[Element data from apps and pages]

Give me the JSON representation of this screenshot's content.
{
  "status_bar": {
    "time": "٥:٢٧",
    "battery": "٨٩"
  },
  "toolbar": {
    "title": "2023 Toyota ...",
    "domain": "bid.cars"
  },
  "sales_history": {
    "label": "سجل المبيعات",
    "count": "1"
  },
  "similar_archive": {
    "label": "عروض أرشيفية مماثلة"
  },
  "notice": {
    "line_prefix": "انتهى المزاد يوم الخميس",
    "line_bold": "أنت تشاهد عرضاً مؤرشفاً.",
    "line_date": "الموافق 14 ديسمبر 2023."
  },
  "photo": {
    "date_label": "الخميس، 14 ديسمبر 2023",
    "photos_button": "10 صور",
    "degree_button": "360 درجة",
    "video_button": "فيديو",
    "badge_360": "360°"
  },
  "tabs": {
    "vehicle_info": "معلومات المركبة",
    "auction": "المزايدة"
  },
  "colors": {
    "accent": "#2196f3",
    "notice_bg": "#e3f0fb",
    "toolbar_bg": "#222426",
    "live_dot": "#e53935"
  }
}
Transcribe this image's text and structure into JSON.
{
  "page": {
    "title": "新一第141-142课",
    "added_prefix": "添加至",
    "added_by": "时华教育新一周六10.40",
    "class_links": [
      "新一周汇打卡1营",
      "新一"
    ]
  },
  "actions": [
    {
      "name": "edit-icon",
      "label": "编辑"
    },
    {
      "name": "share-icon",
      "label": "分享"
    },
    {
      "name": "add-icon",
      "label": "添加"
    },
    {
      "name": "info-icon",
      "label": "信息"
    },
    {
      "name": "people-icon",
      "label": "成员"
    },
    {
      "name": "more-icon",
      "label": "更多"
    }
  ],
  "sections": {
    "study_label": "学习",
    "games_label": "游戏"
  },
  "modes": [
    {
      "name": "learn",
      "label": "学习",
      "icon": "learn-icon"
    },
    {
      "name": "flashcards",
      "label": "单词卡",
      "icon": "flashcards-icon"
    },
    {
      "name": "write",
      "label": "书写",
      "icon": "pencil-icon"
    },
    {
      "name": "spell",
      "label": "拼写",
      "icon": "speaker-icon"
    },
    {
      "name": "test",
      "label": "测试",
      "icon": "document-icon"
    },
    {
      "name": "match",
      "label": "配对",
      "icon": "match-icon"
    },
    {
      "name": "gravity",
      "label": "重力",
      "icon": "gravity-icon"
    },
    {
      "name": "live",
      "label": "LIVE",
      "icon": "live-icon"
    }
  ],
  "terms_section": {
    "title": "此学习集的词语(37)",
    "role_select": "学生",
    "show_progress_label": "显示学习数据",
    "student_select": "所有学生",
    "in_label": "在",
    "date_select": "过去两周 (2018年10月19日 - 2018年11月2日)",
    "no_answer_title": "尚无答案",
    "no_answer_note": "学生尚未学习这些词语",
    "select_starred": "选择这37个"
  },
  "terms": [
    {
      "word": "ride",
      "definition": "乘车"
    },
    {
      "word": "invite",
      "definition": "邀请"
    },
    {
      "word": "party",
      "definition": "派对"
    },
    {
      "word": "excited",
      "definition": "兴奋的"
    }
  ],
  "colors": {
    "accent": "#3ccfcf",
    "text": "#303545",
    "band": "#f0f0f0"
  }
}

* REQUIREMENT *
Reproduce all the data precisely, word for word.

* EXPECTED ANSWER *
Give me the JSON representation of this screenshot's content.
{
  "status_bar": {
    "time": "٥:٢٧",
    "battery": "٨٩"
  },
  "toolbar": {
    "title": "2023 Toyota ...",
    "domain": "bid.cars"
  },
  "sales_history": {
    "label": "سجل المبيعات",
    "count": "1"
  },
  "similar_archive": {
    "label": "عروض أرشيفية مماثلة"
  },
  "notice": {
    "line_prefix": "انتهى المزاد يوم الخميس",
    "line_bold": "أنت تشاهد عرضاً مؤرشفاً.",
    "line_date": "الموافق 14 ديسمبر 2023."
  },
  "photo": {
    "date_label": "الخميس، 14 ديسمبر 2023",
    "photos_button": "10 صور",
    "degree_button": "360 درجة",
    "video_button": "فيديو",
    "badge_360": "360°"
  },
  "tabs": {
    "vehicle_info": "معلومات المركبة",
    "auction": "المزايدة"
  },
  "colors": {
    "accent": "#2196f3",
    "notice_bg": "#e3f0fb",
    "toolbar_bg": "#222426",
    "live_dot": "#e53935"
  }
}
Transcribe this image's text and structure into JSON.
{
  "page": {
    "title": "新一第141-142课",
    "added_prefix": "添加至",
    "added_by": "时华教育新一周六10.40",
    "class_links": [
      "新一周汇打卡1营",
      "新一"
    ]
  },
  "actions": [
    {
      "name": "edit-icon",
      "label": "编辑"
    },
    {
      "name": "share-icon",
      "label": "分享"
    },
    {
      "name": "add-icon",
      "label": "添加"
    },
    {
      "name": "info-icon",
      "label": "信息"
    },
    {
      "name": "people-icon",
      "label": "成员"
    },
    {
      "name": "more-icon",
      "label": "更多"
    }
  ],
  "sections": {
    "study_label": "学习",
    "games_label": "游戏"
  },
  "modes": [
    {
      "name": "learn",
      "label": "学习",
      "icon": "learn-icon"
    },
    {
      "name": "flashcards",
      "label": "单词卡",
      "icon": "flashcards-icon"
    },
    {
      "name": "write",
      "label": "书写",
      "icon": "pencil-icon"
    },
    {
      "name": "spell",
      "label": "拼写",
      "icon": "speaker-icon"
    },
    {
      "name": "test",
      "label": "测试",
      "icon": "document-icon"
    },
    {
      "name": "match",
      "label": "配对",
      "icon": "match-icon"
    },
    {
      "name": "gravity",
      "label": "重力",
      "icon": "gravity-icon"
    },
    {
      "name": "live",
      "label": "LIVE",
      "icon": "live-icon"
    }
  ],
  "terms_section": {
    "title": "此学习集的词语(37)",
    "role_select": "学生",
    "show_progress_label": "显示学习数据",
    "student_select": "所有学生",
    "in_label": "在",
    "date_select": "过去两周 (2018年10月19日 - 2018年11月2日)",
    "no_answer_title": "尚无答案",
    "no_answer_note": "学生尚未学习这些词语",
    "select_starred": "选择这37个"
  },
  "terms": [
    {
      "word": "ride",
      "definition": "乘车"
    },
    {
      "word": "invite",
      "definition": "邀请"
    },
    {
      "word": "party",
      "definition": "派对"
    },
    {
      "word": "excited",
      "definition": "兴奋的"
    }
  ],
  "colors": {
    "accent": "#3ccfcf",
    "text": "#303545",
    "band": "#f0f0f0"
  }
}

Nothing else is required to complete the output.